Sirius: Brightest Night Time Star

Jan 2, 2020

 

Sirius is also known as the Dog Star. It lies at a distance of only 8.6 light years in the constellation Canis Major or the Big Dog. Sirius is the fifth closest star to the earth and brighter than all of them.
Credit NASA, ESA, H. Bond (STScI), and M. Barstow (University of Leicester)

 


Of the thousands of stars humans can see at night with our eyes alone, Sirius is the brightest star we can see. 

Sirius is also known as the Dog Star.  It lies at a distance of only 8.6 light years in the constellation Canis Major or the Big Dog. Sirius is the fifth closest star to the Earth and brighter than all of them. 

Sirius is bright because it is so close to the Solar System. Other stars like Canopus are brighter but appear dimmer because they are farther away. 

 

The ancient Egyptians watched the rising of Sirius which warned farmers of the annual flooding of the Nile River.  

 

To the unaided human eye Sirius appears as one star. Astronomers know it is a binary system of two stars where the brighter star is known as Sirius A while the much fainter star is Sirius B, also known as the “Pup." The two stars orbit each other in 50 years and are separated by a distance 20 times the distance of the earth and Sun.  

 

Sirius is about twice as massive as our Sun and 25 times more luminous, while the fainter Sirius B is 10,000 times less luminous and is about the size of the Earth.  The age of this binary system is estimated to be about 200 to 300 million years.   

 

Along with the stars Procyon in Canis Minor and Betelgeuse in Orion, Sirius forms what is known as the Winter Triangle. The easiest way to locate Sirius is to use the three stars in the constellation Orion’s belt as pointers. 

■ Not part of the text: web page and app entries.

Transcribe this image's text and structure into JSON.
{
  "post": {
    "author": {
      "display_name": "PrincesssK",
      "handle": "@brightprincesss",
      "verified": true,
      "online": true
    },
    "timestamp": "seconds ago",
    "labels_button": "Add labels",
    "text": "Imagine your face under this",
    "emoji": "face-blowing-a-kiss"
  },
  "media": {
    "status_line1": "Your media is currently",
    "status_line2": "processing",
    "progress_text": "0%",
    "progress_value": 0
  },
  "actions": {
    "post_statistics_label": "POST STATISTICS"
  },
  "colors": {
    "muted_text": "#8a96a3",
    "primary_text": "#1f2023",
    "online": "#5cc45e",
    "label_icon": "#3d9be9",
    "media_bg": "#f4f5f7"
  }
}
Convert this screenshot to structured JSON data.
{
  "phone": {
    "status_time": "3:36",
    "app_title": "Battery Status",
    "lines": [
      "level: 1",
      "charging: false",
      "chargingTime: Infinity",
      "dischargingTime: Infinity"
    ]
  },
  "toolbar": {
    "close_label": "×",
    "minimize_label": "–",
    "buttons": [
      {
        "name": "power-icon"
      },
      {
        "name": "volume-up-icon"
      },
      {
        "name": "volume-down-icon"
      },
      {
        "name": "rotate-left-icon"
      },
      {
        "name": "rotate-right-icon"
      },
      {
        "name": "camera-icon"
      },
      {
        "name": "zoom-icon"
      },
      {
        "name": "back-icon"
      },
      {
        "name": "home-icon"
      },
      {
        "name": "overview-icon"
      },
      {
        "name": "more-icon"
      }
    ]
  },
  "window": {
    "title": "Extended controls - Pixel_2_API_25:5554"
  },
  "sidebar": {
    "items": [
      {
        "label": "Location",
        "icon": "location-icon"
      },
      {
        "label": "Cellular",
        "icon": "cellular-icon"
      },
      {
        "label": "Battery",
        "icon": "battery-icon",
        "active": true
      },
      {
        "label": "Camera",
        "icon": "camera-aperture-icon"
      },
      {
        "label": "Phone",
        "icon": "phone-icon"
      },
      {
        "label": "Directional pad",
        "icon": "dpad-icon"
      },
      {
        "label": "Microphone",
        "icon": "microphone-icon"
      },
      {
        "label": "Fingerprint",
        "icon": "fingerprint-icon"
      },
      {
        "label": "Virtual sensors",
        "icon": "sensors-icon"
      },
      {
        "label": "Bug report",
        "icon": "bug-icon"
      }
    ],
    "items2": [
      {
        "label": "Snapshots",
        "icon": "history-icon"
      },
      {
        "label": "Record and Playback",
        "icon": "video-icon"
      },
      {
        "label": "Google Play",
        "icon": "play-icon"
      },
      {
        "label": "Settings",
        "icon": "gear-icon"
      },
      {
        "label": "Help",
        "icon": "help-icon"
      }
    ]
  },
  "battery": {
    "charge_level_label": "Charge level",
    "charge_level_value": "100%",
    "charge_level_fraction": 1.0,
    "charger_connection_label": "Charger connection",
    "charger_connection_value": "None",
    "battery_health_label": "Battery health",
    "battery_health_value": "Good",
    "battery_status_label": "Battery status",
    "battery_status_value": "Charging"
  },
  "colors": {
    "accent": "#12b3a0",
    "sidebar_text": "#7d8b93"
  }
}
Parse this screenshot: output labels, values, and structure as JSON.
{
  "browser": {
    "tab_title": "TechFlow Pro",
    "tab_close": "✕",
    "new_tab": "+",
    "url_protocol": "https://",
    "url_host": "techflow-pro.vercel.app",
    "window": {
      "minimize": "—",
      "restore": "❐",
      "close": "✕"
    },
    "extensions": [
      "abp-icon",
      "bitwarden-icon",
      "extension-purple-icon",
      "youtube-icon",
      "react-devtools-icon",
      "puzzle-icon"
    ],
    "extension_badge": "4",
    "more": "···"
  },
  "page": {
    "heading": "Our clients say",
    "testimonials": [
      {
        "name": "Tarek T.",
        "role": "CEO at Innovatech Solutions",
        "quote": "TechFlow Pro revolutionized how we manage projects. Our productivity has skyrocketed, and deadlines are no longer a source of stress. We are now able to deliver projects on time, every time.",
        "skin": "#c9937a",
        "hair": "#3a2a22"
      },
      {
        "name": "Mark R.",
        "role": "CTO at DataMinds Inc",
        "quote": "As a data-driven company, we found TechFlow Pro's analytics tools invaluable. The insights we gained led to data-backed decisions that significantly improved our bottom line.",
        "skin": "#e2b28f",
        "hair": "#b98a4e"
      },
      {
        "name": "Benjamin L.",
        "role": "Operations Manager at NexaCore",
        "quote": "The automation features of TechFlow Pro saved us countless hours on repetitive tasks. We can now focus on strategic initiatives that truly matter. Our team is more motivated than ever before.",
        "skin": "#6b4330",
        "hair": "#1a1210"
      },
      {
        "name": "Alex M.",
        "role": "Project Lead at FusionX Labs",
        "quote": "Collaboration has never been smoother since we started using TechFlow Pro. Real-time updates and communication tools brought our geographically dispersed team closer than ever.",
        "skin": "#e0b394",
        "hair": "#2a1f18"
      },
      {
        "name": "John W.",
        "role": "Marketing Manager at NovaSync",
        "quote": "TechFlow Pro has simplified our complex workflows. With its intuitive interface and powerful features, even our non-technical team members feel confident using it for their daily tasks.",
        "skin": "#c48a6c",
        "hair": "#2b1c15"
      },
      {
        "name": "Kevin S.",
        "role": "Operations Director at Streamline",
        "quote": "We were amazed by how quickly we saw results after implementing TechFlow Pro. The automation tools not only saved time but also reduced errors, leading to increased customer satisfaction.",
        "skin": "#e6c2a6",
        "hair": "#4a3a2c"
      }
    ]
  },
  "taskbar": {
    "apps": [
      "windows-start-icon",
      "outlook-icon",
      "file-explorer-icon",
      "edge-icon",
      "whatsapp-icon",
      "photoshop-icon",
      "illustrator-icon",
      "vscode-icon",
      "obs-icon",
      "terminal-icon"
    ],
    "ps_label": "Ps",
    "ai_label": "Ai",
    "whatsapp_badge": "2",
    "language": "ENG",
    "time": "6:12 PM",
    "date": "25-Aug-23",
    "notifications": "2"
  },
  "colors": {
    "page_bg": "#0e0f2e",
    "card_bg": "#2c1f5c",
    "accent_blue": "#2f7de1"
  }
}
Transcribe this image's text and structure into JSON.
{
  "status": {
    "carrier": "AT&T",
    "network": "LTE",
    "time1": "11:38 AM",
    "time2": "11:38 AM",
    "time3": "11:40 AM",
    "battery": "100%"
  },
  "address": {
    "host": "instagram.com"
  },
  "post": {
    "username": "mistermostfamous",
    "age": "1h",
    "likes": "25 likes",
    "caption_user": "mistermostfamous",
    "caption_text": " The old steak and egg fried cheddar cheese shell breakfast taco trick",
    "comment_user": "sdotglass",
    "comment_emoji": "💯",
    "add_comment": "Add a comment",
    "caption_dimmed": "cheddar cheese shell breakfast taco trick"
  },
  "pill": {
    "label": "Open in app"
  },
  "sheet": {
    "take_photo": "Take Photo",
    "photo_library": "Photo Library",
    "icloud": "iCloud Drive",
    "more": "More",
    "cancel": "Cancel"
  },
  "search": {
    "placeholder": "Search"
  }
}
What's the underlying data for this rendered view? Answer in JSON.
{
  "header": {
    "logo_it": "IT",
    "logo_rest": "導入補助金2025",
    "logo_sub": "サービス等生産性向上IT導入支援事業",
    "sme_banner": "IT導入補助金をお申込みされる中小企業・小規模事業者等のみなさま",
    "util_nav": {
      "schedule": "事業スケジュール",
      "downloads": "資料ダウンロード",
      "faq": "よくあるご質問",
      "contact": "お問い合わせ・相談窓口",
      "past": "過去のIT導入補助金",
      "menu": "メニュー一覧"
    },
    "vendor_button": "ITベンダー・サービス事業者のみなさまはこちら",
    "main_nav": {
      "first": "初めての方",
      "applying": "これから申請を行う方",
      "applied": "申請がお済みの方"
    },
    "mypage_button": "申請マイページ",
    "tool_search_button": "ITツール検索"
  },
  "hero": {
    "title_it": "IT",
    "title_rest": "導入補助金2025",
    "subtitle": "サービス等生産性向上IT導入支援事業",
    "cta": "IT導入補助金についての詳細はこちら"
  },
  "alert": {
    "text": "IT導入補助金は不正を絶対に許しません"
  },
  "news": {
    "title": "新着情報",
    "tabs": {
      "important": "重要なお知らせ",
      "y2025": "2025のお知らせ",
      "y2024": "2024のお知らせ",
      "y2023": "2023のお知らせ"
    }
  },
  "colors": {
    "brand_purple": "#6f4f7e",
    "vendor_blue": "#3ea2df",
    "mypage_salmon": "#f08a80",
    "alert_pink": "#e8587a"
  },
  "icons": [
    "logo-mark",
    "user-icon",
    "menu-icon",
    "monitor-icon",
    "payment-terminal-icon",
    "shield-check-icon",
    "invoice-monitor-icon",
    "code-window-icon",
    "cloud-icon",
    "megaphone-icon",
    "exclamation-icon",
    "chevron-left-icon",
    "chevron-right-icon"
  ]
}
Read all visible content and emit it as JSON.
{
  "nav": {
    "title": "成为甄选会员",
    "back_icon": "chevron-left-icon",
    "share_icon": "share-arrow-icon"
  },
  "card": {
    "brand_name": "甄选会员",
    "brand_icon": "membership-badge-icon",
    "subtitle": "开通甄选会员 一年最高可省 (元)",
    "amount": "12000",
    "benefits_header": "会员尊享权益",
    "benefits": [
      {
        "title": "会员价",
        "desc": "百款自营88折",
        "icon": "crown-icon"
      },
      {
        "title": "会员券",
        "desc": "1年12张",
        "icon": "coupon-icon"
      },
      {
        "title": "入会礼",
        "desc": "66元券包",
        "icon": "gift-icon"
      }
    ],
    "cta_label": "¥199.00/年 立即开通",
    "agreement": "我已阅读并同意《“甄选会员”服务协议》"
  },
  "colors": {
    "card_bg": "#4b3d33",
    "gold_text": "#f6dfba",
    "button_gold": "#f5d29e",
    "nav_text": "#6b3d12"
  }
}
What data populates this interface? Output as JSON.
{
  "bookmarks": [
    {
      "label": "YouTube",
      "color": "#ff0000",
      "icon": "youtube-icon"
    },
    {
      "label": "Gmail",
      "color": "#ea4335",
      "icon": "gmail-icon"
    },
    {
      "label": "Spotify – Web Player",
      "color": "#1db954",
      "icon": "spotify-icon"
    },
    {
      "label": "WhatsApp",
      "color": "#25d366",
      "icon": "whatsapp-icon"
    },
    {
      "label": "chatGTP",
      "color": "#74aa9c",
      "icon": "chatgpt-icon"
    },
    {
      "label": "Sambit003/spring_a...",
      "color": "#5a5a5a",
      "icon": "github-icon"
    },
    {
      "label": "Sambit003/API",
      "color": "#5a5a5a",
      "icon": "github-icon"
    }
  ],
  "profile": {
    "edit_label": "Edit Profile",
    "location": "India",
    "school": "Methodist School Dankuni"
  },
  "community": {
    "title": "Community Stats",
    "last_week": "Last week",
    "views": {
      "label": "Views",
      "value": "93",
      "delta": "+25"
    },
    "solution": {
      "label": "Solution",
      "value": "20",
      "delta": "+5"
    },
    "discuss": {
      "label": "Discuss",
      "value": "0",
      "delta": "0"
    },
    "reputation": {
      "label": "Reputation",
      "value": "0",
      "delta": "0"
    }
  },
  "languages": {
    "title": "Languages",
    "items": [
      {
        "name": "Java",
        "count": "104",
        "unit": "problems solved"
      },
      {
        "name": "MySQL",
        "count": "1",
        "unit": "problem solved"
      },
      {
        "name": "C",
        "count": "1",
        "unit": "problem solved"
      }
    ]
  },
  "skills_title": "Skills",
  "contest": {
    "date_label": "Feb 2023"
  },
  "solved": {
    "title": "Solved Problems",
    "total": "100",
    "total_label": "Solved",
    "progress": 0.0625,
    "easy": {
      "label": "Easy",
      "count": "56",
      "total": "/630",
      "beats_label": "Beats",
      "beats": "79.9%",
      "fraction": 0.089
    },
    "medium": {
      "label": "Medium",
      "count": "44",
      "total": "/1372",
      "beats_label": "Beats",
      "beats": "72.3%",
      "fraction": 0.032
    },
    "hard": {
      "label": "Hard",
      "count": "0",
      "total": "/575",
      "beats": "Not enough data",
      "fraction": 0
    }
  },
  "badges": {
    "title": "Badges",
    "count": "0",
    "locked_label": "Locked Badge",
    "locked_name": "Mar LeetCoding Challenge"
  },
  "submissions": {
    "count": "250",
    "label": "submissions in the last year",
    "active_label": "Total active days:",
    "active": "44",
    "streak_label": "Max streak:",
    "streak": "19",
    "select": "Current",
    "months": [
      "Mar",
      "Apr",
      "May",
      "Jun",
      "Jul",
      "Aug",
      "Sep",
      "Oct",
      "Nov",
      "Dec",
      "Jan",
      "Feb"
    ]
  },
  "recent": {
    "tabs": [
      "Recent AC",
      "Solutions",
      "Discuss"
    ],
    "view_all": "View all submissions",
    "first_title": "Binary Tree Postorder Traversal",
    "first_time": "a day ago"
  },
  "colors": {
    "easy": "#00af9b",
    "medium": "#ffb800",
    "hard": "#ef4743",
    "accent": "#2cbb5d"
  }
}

Sirius can be seen for the next month rising in the southeast evening skies between 8:30 and 9:00 p.m.   

 

Sirius is well known for its strong twinkling as its light passes through our atmosphere.  So go out some clear evening and enjoy the show.